Hatbox Theatre will be a cooperative theater rather than a production company, splitting the gate with the company or performers, who will be responsible for paying for licensing, costumes, posters and paying performers.

“We’re going to provide a home for groups that don’t have a home currently,” Pinard said. 

They’ll start Friday with a one-act romantic comedy about two people who meet via crossword puzzles, called 2 Across, put on by a relatively new traveling troupe called Lend Me a Theatre.

The small space and low cost will make it possible for risky productions or shows that thrive in the close-up experience. “People that want to do powerful, intimate performances, with the audience and actors breathing the same air,” Pinard said.

In May they’ll have a pitch session, at which production companies will present their ideas for shows, with plans to have at least 13 three-week productions.

Low cost is key. Pinard would not discuss details about rent, but said total overhead for the 4,500-square-foot space, including such things as utilities, will be no more than $30,000 a year, which he said would be cost for rent alone for a smaller space in downtown Concord.  

“If we get 50 people a week at lowest ticket price, we can cover our overhead,” he said. “That’s what I’m all about: Getting butts in seats.”

Pinard said the facility has a 15-month specialty lease, which allows it to be booted out on short notice if a richer tenant comes along.

The former Coldwater Creek store is the only one at Steeplegate Mall that can’t be accessed from inside the building: It has a separate entrance at the Sears end of the mall. This is an advantage for Hatbox Theatre, said Pinard, because it means they can stay open later than the mall itself – although they do have to be finished before 10 p.m., when the mall turns off lights in the parking lot. “We won’t be doing any 10-hour productions of Long Day’s Journey into Night,” he joked. 

Pinard admitted that all things being equal, he’d rather have Hatbox Theatre as part of the downtown scene, but added that having live theater in a retail location isn’t as unusual as it may seem. 
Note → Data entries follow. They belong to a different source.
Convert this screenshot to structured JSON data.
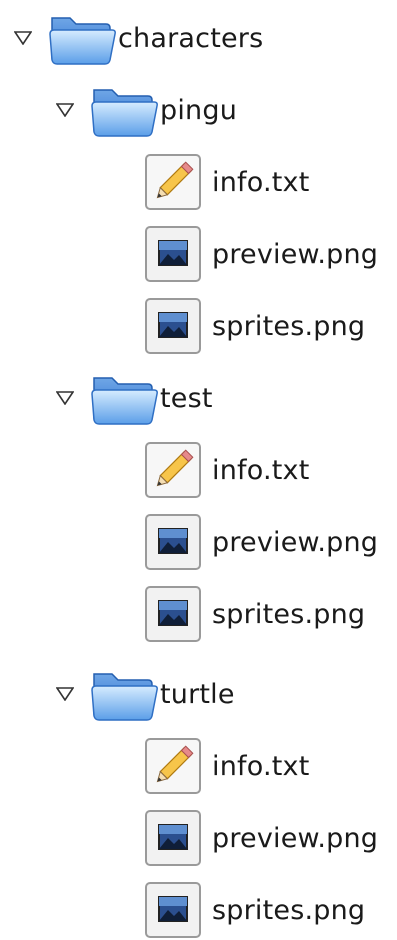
{
  "tree": {
    "root": {
      "label": "characters",
      "expanded": true,
      "icon": "folder-open-icon",
      "children": [
        {
          "label": "pingu",
          "expanded": true,
          "icon": "folder-open-icon",
          "files": [
            {
              "label": "info.txt",
              "icon": "text-file-pencil-icon"
            },
            {
              "label": "preview.png",
              "icon": "image-file-icon"
            },
            {
              "label": "sprites.png",
              "icon": "image-file-icon"
            }
          ]
        },
        {
          "label": "test",
          "expanded": true,
          "icon": "folder-open-icon",
          "files": [
            {
              "label": "info.txt",
              "icon": "text-file-pencil-icon"
            },
            {
              "label": "preview.png",
              "icon": "image-file-icon"
            },
            {
              "label": "sprites.png",
              "icon": "image-file-icon"
            }
          ]
        },
        {
          "label": "turtle",
          "expanded": true,
          "icon": "folder-open-icon",
          "files": [
            {
              "label": "info.txt",
              "icon": "text-file-pencil-icon"
            },
            {
              "label": "preview.png",
              "icon": "image-file-icon"
            },
            {
              "label": "sprites.png",
              "icon": "image-file-icon"
            }
          ]
        }
      ]
    }
  },
  "colors": {
    "folder_light": "#9fcaf5",
    "folder_dark": "#2a74d6",
    "text": "#1a1a1a",
    "expander": "#333333"
  }
}
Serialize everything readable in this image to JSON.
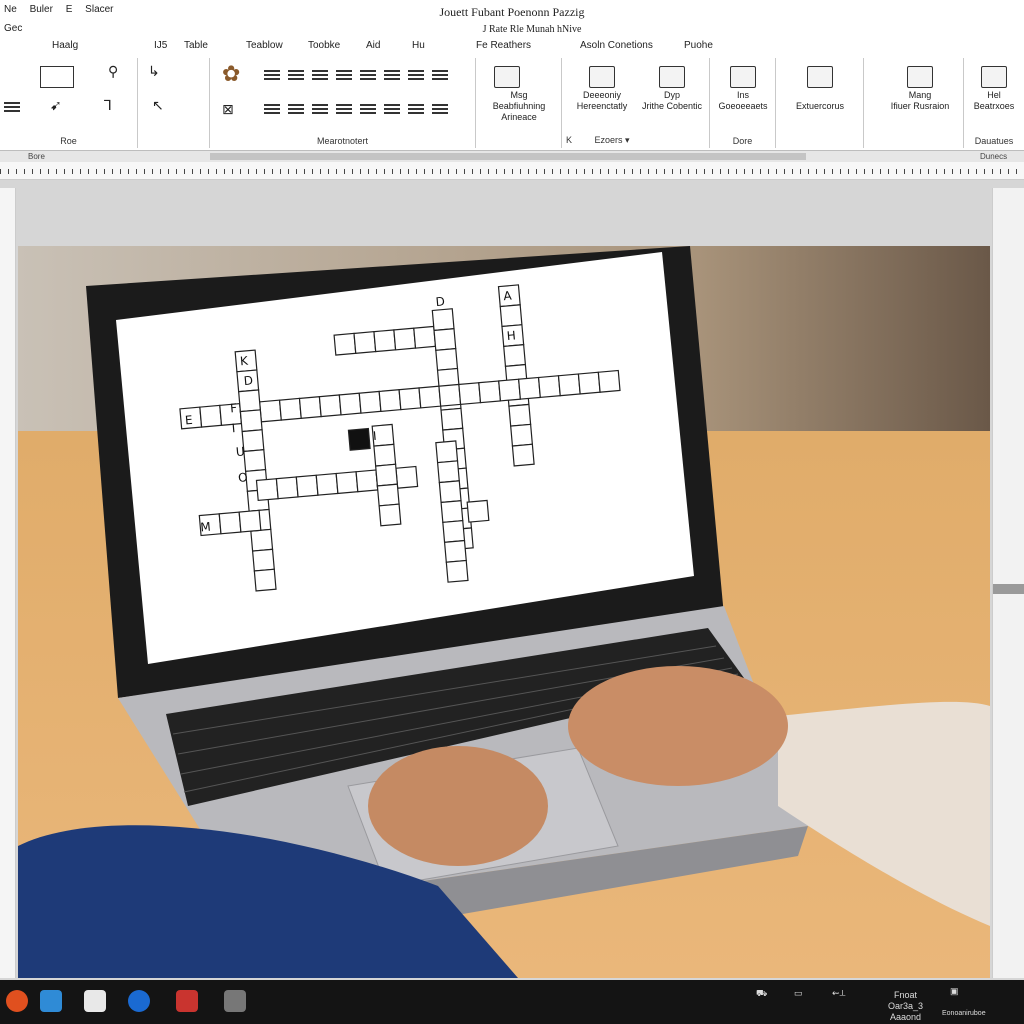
{
  "menu": {
    "items": [
      "Ne",
      "Buler",
      "E",
      "Slacer"
    ],
    "row2": "Gec"
  },
  "title": {
    "main": "Jouett Fubant Poenonn Pazzig",
    "sub": "J Rate Rle Munah hNive"
  },
  "tabs": [
    {
      "label": "Haalg"
    },
    {
      "label": "IJ5"
    },
    {
      "label": "Table"
    },
    {
      "label": "Teablow"
    },
    {
      "label": "Toobke"
    },
    {
      "label": "Aid"
    },
    {
      "label": "Hu"
    },
    {
      "label": "Fe Reathers"
    },
    {
      "label": "Asoln Conetions"
    },
    {
      "label": "Puohe"
    }
  ],
  "ribbon": {
    "group1_label": "Roe",
    "group3_label": "Mearotnotert",
    "btn_msg_line1": "Msg",
    "btn_msg_line2": "Beabfiuhning",
    "btn_msg_line3": "Arineace",
    "btn_dec_line1": "Deeeoniy",
    "btn_dec_line2": "Hereenctatly",
    "btn_dyp": "Dyp",
    "btn_dyp_sub": "Jrithe Cobentic",
    "footer_k": "K",
    "footer_ezoers": "Ezoers",
    "btn_ins": "Ins",
    "btn_ins_sub": "Goeoeeaets",
    "group_done": "Dore",
    "btn_ext": "Extuercorus",
    "btn_mang_line1": "Mang",
    "btn_mang_line2": "Ifiuer Rusraion",
    "btn_hel_line1": "Hel",
    "btn_hel_line2": "Beatrxoes",
    "group_last": "Dauatues"
  },
  "statusbar": {
    "left": "Bore",
    "right": "Dunecs"
  },
  "crossword": {
    "letters": [
      "D",
      "A",
      "K",
      "D",
      "H",
      "E",
      "F",
      "I",
      "U",
      "O",
      "I",
      "M"
    ]
  },
  "taskbar": {
    "clock_line1": "Oar3a_3",
    "clock_line2": "Aaaond",
    "clock_top": "Fnoat",
    "tray_bottom": "Eonoaniruboe"
  }
}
“M&D Productions in North Conway started in a strip mall. Winnipesaukee Playhouse, now in Meredith, also started in a strip mall,” he said. 



(David Brooks can be reached at 369-3313, dbrooks@cmonitor.com, or on Twitter @GraniteGeek.)